INTRODUCTION: Poisoning is a common cause of emergency visits and hospital admission in Western countries. The purpose of this study was to assess the incidence and type of toxic exposures presenting to emergency medical facilities in Iceland. MATERIALS AND METHODS: The study was prospective and included all patients with confirmed or suspected poisoning presenting to hospitals and rural medical centers providing emergency services in Iceland during the twelve-month period from April 2001 until March 2002. RESULTS: A total of 1,121 toxic exposures were documented representing an incidence of 3.91 cases per 1,000 inhabitants per year. The female to male ratio was 1.23. The majority of exposures (56.7%) occurred in the patient's home, 60% were deliberate, 72% had drugs and/or alcohol as their main cause, and 11% involved illicit drugs. Exposures to chemicals other than drugs were usually unintentional. CONCLUSION: Toxic exposures requiring emergency medical care are common in Iceland. Self-poisonings by ingestion of prescription drugs and/or alcohol accounted for the majority of cases.
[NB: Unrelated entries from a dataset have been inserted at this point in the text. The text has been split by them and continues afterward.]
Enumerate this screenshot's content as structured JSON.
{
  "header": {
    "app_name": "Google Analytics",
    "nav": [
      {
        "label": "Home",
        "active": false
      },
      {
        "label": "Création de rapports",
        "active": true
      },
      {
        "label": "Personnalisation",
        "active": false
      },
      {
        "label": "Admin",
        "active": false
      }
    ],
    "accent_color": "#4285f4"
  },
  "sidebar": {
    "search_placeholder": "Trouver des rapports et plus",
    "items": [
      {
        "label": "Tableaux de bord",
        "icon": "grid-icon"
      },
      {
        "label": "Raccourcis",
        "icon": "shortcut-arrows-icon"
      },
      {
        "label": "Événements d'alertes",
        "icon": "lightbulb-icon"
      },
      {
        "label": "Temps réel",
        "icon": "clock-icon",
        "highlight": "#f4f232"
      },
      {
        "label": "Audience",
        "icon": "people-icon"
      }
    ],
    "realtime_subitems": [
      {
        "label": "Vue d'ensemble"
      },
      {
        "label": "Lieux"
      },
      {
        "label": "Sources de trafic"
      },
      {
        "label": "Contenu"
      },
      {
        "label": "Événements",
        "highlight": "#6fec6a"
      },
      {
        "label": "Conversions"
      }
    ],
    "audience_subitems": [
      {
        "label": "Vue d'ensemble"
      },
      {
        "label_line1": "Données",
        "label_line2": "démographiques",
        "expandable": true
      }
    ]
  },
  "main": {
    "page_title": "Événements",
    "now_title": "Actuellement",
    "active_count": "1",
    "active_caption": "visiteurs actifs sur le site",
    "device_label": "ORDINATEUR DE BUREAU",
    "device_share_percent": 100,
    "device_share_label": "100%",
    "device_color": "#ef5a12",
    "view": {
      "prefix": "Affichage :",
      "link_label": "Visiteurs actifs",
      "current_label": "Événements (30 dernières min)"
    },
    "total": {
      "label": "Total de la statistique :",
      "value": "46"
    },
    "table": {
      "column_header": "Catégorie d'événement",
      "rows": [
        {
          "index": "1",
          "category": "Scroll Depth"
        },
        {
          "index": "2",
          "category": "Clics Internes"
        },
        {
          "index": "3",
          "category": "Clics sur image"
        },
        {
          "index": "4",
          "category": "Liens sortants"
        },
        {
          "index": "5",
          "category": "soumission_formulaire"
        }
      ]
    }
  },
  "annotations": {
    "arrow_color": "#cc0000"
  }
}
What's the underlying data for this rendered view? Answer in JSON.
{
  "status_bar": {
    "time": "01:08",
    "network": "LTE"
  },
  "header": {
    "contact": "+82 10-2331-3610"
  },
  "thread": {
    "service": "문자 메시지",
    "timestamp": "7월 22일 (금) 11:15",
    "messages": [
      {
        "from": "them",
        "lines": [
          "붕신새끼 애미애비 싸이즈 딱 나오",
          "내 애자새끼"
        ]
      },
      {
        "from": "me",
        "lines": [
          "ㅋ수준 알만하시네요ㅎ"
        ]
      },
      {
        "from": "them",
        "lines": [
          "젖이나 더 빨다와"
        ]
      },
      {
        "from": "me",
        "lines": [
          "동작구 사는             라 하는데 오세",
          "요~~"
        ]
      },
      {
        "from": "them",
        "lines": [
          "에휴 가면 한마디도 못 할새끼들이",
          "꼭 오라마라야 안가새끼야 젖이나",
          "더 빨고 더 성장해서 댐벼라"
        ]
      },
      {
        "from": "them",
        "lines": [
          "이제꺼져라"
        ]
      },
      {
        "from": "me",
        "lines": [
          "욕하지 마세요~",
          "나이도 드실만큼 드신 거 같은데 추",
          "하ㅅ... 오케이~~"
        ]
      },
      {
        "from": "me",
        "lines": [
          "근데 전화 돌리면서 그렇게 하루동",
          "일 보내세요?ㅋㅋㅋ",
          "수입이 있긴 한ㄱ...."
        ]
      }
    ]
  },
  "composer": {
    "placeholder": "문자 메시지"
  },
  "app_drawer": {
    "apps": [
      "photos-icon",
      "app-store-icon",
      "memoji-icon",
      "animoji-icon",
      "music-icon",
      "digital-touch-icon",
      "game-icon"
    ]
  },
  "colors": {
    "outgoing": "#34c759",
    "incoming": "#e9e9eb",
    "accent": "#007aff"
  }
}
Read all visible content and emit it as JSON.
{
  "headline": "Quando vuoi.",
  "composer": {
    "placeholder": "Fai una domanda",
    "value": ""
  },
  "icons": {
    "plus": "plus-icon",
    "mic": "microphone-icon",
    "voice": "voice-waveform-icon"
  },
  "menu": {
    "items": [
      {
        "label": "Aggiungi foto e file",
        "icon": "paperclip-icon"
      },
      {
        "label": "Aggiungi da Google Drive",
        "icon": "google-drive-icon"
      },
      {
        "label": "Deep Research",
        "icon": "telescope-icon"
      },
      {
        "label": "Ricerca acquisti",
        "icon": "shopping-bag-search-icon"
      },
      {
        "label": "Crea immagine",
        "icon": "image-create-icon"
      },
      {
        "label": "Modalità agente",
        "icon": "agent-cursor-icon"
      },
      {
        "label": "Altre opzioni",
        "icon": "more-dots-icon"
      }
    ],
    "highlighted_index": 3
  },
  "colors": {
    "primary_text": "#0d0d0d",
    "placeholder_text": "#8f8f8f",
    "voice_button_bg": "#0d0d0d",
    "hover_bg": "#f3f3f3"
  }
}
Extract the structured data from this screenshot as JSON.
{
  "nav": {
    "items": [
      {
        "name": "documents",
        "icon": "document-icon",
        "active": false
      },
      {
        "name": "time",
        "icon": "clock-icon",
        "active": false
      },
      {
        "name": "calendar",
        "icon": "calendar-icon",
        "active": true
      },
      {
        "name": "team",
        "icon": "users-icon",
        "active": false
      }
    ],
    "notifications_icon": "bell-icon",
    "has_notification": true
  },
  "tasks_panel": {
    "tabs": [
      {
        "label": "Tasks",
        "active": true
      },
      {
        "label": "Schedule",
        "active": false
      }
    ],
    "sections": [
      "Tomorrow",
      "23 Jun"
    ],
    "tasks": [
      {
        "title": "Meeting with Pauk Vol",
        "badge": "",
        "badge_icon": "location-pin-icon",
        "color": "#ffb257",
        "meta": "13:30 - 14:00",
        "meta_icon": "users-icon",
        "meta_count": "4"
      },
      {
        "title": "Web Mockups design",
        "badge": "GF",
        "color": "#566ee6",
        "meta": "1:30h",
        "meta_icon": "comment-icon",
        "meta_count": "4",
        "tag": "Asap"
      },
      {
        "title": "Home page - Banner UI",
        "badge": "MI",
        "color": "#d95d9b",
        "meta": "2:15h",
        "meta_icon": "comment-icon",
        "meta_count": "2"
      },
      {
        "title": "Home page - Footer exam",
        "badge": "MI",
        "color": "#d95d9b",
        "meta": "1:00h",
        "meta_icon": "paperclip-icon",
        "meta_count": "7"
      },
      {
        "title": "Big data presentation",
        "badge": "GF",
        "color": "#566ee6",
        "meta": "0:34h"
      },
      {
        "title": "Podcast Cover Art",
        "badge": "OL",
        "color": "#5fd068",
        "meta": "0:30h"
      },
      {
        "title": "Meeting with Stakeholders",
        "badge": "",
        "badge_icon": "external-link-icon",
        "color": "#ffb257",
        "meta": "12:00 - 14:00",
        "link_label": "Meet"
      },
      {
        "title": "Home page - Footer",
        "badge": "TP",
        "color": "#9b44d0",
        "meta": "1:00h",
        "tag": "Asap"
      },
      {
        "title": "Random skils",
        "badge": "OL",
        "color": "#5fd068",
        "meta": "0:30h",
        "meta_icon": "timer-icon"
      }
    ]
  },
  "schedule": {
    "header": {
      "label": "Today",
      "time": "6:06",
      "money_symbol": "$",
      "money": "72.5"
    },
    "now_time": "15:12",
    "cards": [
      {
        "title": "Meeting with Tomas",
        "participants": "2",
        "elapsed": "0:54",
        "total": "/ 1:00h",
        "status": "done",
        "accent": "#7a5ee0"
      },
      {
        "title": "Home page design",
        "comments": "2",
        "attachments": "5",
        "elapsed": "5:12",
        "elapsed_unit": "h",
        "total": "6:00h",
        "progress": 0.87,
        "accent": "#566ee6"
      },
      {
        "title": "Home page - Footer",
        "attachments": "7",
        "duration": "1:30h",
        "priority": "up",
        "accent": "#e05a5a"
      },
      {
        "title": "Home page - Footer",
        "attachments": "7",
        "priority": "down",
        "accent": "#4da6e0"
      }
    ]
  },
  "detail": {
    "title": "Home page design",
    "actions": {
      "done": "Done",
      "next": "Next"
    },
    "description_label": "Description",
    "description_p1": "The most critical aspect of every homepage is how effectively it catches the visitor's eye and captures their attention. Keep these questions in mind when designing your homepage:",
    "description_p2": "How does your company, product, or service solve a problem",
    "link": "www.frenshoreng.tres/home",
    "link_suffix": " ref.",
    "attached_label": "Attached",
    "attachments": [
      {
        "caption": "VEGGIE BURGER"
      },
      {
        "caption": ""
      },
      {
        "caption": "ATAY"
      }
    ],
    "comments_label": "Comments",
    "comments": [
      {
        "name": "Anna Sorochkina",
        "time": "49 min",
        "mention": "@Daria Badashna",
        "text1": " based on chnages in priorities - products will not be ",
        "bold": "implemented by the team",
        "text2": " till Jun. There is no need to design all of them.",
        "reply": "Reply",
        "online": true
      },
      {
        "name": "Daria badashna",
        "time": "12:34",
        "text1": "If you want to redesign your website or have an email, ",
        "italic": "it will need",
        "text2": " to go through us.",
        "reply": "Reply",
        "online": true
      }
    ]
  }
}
The relative effects of risk factors on the prevalence of resistant pneumococcal clones are hard to determine. Our aim was to evaluate the effect of risk factors on the prevalence of resistant pneumococci in Iceland in 2003 and compare these data with results of identical studies performed in 1993 and 1998. A randomized sample of 1,107 children was chosen from all 2,532 children 1 to 6 years old living in four communities. Pneumococci were carried by 64% of the 824 children enrolled and 9.5% were penicillin nonsusceptible (PNSP), as opposed to 8.1% (1998) and 8.5% (1993), and multiresistant strains of serotype 6B were 2.5% compared to 7.5% and 7.7% (p
Erratum In: Microb Drug Resist. 2006 Winter;12(4):289